Two homicides occurred in Baltimore on Saturday despite the city's 72-hour "ceasefire" initiative, a campaign promoted by local activists to stop violence and call for a murder-free weekend in the city.
Activist Erricka Bridgeford, 44, and other community leaders promoted the "Baltimore ceasefire," which began at midnight early Friday and continued through Sunday night, using the slogan, "Nobody kill anybody for 72 hours."
About 40 hours into the ceasefire, however, two men were shot and killed, the Baltimore Sun reported. The first victim of violence was a 24-year-old man who was fatally shot around 5 p.m. on Saturday. Just hours later, around 10 p.m., a 37-year-old-man was also shot and killed. Both victims were taken to the hospital and died there.

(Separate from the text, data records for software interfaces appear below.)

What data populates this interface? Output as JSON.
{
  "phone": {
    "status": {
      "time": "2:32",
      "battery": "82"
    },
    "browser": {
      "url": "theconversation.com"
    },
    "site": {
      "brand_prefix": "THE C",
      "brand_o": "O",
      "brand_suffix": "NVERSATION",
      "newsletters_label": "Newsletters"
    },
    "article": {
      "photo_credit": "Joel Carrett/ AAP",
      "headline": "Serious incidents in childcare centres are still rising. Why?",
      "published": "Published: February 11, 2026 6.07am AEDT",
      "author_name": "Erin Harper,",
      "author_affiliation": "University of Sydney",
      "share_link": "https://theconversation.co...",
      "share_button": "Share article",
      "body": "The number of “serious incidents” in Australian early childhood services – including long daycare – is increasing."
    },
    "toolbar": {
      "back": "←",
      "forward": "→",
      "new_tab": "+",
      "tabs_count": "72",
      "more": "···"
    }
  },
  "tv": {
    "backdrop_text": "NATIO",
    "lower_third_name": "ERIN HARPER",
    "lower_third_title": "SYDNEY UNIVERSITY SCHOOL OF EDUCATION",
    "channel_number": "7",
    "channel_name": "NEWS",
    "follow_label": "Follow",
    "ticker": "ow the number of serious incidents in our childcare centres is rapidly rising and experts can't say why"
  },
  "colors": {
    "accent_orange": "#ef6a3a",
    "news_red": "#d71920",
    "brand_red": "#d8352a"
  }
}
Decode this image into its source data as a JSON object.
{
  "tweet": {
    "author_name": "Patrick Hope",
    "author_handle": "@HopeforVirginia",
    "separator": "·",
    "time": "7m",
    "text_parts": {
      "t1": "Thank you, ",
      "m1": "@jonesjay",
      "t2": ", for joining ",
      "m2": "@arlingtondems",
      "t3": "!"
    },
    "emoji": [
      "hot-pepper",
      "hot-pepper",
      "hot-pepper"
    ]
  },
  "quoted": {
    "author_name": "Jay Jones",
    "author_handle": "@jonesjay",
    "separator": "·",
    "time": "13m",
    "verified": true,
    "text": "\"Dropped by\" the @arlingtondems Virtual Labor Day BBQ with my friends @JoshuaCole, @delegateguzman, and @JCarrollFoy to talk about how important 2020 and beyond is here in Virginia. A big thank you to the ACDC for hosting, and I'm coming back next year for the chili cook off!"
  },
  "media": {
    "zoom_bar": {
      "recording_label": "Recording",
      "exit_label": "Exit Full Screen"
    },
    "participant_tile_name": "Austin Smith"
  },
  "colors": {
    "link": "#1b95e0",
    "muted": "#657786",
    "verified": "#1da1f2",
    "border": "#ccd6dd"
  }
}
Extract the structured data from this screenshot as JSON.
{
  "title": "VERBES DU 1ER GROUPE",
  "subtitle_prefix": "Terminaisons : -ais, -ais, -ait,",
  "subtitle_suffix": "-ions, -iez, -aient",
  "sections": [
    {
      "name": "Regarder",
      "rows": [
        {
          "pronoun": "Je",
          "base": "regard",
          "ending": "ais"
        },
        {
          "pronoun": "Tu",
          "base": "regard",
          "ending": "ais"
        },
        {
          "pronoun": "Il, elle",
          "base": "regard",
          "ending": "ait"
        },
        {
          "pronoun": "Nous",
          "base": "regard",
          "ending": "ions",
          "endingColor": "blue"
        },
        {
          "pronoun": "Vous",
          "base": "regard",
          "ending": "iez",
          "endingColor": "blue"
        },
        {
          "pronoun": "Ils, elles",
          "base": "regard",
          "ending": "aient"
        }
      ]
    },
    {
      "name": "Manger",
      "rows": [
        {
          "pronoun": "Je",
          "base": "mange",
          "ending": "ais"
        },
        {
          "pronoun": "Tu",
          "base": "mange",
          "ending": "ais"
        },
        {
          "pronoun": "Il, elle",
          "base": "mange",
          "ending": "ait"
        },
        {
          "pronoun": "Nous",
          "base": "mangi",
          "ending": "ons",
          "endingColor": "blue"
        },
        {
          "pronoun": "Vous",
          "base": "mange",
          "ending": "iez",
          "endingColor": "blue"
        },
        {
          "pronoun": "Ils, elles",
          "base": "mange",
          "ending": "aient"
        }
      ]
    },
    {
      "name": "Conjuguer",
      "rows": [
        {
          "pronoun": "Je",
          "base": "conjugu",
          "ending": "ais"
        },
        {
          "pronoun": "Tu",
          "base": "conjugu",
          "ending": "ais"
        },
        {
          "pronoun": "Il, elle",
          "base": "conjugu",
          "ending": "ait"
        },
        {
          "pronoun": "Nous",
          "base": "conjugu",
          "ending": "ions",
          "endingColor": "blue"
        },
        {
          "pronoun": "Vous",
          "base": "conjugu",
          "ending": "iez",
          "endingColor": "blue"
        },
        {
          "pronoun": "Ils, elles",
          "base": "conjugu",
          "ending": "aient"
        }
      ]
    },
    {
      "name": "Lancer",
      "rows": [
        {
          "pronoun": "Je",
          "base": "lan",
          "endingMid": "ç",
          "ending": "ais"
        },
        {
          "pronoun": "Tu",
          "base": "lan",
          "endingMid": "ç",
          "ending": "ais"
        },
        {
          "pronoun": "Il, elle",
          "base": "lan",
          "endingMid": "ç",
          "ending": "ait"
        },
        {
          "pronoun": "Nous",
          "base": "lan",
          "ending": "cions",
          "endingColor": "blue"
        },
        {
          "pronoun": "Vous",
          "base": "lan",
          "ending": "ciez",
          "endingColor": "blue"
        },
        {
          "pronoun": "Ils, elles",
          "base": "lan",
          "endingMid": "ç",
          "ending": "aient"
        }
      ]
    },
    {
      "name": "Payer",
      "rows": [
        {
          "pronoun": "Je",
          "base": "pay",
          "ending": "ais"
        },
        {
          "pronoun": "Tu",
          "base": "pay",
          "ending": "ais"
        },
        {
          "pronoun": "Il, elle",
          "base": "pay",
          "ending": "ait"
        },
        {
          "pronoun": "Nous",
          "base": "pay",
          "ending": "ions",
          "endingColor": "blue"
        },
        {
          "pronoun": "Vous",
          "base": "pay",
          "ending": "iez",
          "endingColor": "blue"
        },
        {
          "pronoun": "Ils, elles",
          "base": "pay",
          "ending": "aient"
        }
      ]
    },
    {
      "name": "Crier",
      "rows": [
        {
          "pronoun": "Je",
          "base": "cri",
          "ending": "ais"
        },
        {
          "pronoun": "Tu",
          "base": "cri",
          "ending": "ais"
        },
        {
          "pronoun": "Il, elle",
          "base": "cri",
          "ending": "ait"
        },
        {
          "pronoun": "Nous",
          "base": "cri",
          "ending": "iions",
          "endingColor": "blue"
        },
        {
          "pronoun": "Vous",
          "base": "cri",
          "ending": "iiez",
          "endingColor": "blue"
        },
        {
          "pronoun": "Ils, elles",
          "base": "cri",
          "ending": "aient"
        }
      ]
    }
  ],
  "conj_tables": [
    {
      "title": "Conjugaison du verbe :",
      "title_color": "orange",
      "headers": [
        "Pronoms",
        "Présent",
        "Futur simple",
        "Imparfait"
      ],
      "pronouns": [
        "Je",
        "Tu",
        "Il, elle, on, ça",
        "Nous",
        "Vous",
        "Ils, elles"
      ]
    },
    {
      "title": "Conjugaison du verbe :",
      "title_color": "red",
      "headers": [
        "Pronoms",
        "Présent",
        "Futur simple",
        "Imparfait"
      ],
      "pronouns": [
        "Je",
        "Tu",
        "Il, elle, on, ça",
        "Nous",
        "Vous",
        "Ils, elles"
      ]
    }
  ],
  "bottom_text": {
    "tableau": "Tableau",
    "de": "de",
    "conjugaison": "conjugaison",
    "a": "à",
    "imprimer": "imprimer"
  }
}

A third man, 22, was taken to the hospital after suffering a gunshot wound to the arm on Saturday afternoon, Fox45 reported.
Participants of the ceasefire campaign convened at the scene of the shooting to comfort relatives and neighbors of the victim.
Bridgeford posted on Facebook Sunday morning to keep morale high after the two homicides.
"The #BaltimoreCeasefire has NOT ended," Bridgeford wrote. "If you are going to run around here acting defeated, A. Part of me wants to give you this nub to your eye, and then, to hug you, and B. You are not ready for this revolution. It's fine. But please sit down & quiet yourself. Stop panicking out loud. Find a corner & watch us keep GETTING THIS WORK."
Bridgeford started the Baltimore ceasefire to curb the city's high number of homicides. By the end of July, there had been 204 homicides in Baltimore, a record number for the Maryland city.
The campaign garnered the support of thousands on social media.
"The goal is for everyone in the city to know that Baltimore is committing to no shootings, no stabbings, etc… no murders during the first weekend in August. WE CAN DO IT! Let's go," the Baltimore Ceasefire's Facebook page states.
The ceasefire's organizers also sold t-shirts to help promote their cause. Profits from the shirts were used to "buy materials to FLOOD Baltimore with the message, ‘#NobodyKillAnybody August 4th through August 6th,'" according to the organization's Facebook page.
The group also collected donations leading up to the weekend, intending to give the money to the first family to lose someone to violence during the ceasefire.